  20. 20. Engineering Services20 Electrically Safe The following steps must be taken to ensure an electrically safe work condition. Find all possible sources of supply Open the disconnecting device for each source Where possible visually verify the device is open Apply lock-out/tag-out devices Test voltage on each conductor to verify that it is de-energized Apply grounding devices where stored energy or induced voltage could exist or where de-energized parts could contact live parts Remember personal protective equipment must be worn when working within the flash protective boundary until the circuit is verified to be de-energized.
  21. 21. Engineering Services21 Incident energy Incident energy: The amount of energy impressed on a surface, a certain distance from the source, generated during an arc event. Incident energy is measured in calories/cm2 or Joules/cm2. 1.2 cal/cm2 is the minimum amount of Incident Energy to produce second degree burns on human skin. The flash protection boundary is the distance at which the incident energy equals 1.2 cal/cm2.

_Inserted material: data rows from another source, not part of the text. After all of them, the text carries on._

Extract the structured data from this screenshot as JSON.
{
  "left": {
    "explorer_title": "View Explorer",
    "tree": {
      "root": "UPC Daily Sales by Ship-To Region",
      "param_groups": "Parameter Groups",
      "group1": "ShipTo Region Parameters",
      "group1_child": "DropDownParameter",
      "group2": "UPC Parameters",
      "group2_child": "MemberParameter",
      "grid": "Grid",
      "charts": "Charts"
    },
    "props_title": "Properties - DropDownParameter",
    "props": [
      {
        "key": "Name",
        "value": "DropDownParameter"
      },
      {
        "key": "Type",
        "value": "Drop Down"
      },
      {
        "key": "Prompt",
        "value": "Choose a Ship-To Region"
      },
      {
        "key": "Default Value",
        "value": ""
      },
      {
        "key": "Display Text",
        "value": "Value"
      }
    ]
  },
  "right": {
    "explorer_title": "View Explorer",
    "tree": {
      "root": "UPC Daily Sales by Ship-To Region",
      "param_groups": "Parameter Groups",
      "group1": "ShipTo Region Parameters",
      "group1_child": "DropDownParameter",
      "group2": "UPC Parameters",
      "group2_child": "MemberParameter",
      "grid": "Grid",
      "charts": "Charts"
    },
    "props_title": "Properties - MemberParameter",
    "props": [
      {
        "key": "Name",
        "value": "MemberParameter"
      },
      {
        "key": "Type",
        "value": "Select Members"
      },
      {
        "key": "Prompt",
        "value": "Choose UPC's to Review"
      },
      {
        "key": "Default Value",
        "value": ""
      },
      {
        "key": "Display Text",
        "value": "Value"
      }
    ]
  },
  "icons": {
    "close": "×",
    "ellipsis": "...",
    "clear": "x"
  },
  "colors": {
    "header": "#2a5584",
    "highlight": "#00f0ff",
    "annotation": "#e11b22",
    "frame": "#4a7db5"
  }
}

  22. 22. Engineering Services22 Classes of Protective Clothing Incident Energy (cal/cm2 ) Clothing Class Description ATPV 0-2 0 Untreated Cotton n/a 2-5 1 FR shirt and pants 5-7 5-8 2A Cotton Underwear + Cl. 1 8-18 5-16 2B FR Underwear + Cl. 1 16-22 8-25 3 FR Coverall + Cl. 2A 25-50 25-40 4 Double Layer Switching Coat + Cl. 2A 40-60+ NFPA70E lists the clothing that is appropriate for each hazard class. ATPV - Arc thermal performance exposure value (cal/cm2)
  23. 23. Engineering Services23 Hazard/Risk Category Task Assumes Equipment is energized, and work is done within Flash Boundary Hazard/Risk Category V-rated Gloves V-rated Tools Panelboards or Switchboards rated >240V (with Molded Case or Insulated case circuit breakers) - Notes 1 and 3 - - - CB or fused switch operation with covers on 0 N N CB or fused switch operation with covers off 1 N N Work on energized parts, including voltage testing 2* Y Y Note 1. 25kA short circuit current available, 0.03 sec (2 cycle) fault clearing Note 3. For < 10 kA short circuit current available, the Hazard/Risk Category required may be reduced by one Number.

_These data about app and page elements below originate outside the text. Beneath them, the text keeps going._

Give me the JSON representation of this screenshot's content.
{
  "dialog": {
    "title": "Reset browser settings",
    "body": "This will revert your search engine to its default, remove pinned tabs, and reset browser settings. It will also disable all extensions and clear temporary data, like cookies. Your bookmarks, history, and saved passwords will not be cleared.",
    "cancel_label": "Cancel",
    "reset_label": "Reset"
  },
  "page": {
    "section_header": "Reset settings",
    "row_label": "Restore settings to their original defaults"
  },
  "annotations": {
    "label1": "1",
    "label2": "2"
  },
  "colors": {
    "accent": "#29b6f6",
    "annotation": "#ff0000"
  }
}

  24. 24. Engineering Services24 Limits of approach NFPA70E establishes approach boundaries to live parts for shock protection for both qualified and unqualified personnel. Voltage (L-L) Limited Approach (movable) Limited Approach (fixed) Restricted Approach Flash Protection < 300 V 10 3 6 Avoid Contact 3 300 750 V 10 3 6 1 3 750 2,000 V 10 4 2 4 2,000 15,000 V 10 5 2 2 16

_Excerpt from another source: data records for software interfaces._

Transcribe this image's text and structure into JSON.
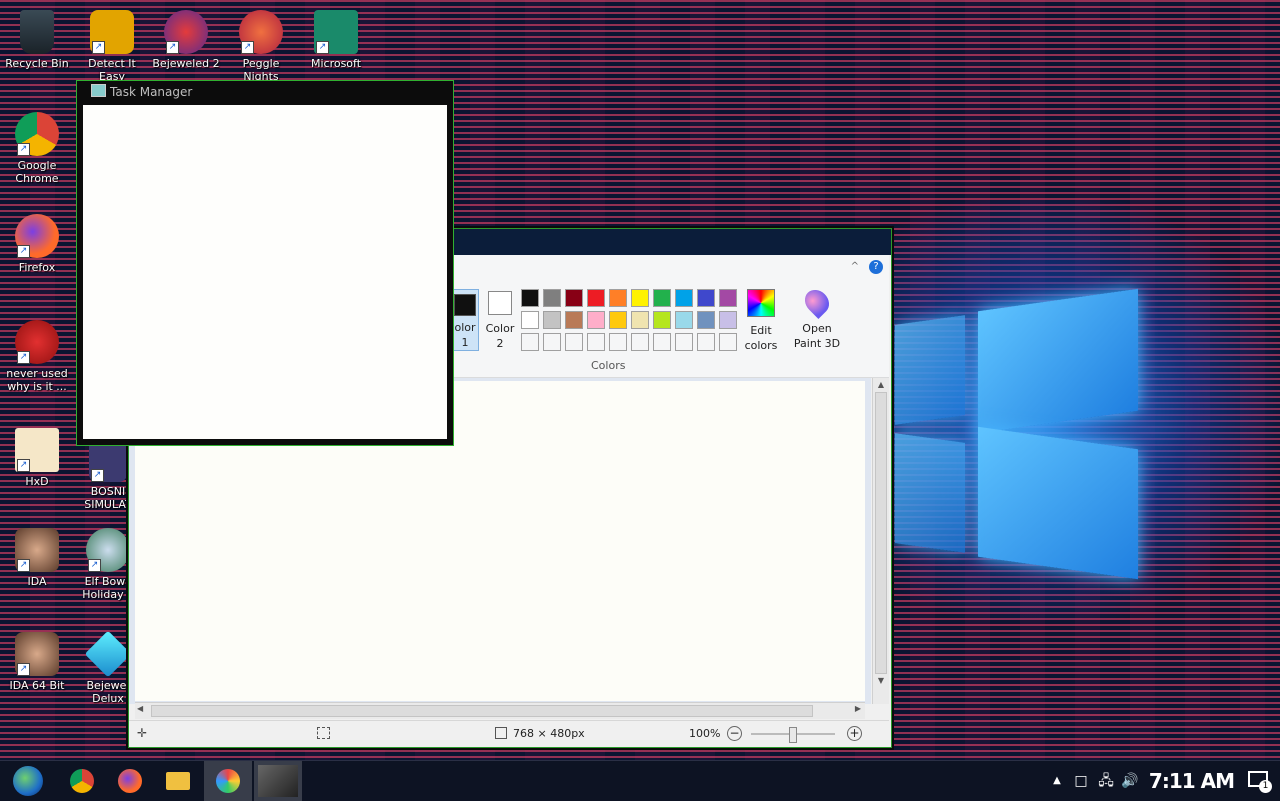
{
  "desktop": {
    "icons": [
      {
        "label": "Recycle Bin"
      },
      {
        "label": "Detect It Easy"
      },
      {
        "label": "Bejeweled 2"
      },
      {
        "label": "Peggle Nights"
      },
      {
        "label": "Microsoft"
      },
      {
        "label": "Google Chrome"
      },
      {
        "label": "Firefox"
      },
      {
        "label": "never used why is it ..."
      },
      {
        "label": "HxD"
      },
      {
        "label": "BOSNI SIMULAT"
      },
      {
        "label": "IDA"
      },
      {
        "label": "Elf Bowli Holiday P"
      },
      {
        "label": "IDA 64 Bit"
      },
      {
        "label": "Bejewel Delux"
      }
    ]
  },
  "task_manager": {
    "title": "Task Manager"
  },
  "paint": {
    "ribbon": {
      "color1_label": "olor 1",
      "color2_label": "Color 2",
      "edit_colors_label": "Edit colors",
      "open_paint3d_label": "Open Paint 3D",
      "colors_group_label": "Colors",
      "help_glyph": "?",
      "collapse_glyph": "^",
      "palette_row1": [
        "#101010",
        "#7f7f7f",
        "#880015",
        "#ed1c24",
        "#ff7f27",
        "#fff200",
        "#22b14c",
        "#00a2e8",
        "#3f48cc",
        "#a349a4"
      ],
      "palette_row2": [
        "#ffffff",
        "#c3c3c3",
        "#b97a57",
        "#ffaec9",
        "#ffc90e",
        "#efe4b0",
        "#b5e61d",
        "#99d9ea",
        "#7092be",
        "#c8bfe7"
      ]
    },
    "status": {
      "dimensions": "768 × 480px",
      "zoom": "100%"
    }
  },
  "taskbar": {
    "clock": "7:11 AM",
    "notification_count": "1"
  }
}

  25. 25. Engineering Services25 IEEE 1584-2002 IEEE Guide for Performing Arc-Flash Hazard Calculations Incorporates results of extensive testing performed by several parties Provides tools to calculating incident arc-flash energy and protection boundries. Does not replace NEC or 70E--instead, works with and alongside of them
  26. 26. Engineering Services26 What is an Arc flash Analysis? A study investigating a workers potential exposure to arc flash energy, conducted for the purpose of injury prevention and the determination of safe work practices and appropriate levels of PPE.
  27. 27. Engineering Services27 Analysis Process 1 Collect system and installation data 2 Determine system modes of operation 3 Determine bolted fault current 4 Calculate arc fault current 5 Find protective device characteristic and arc duration 6 Select working distances 7 Calculate incident energy 8 Calculate flash protection boundary 9 Determine PPE (risk hazard) category
  28. 28. Engineering Services28 Arc Flash Study Deliverables AFIE and resulting PPE levels Single-line diagram Short circuit duty assessment Time-current coordination settings Equipment labels (optional)
  29. 29. Engineering Services29 Flash Hazard Analysis Table
  30. 30. Engineering Services30 Can arc flash exposure be reduced? Design considerations Main circuit breakers Especially on the load side of service entrance transformers High resistance grounded systems Limits the line to ground fault energy Performing Arc-flash analysis Review circuit breaker settings (INST) 125E 2000KVA 3000A MAIN SUB1B LV 46.0 kA LV X/R 8.2 MTRI-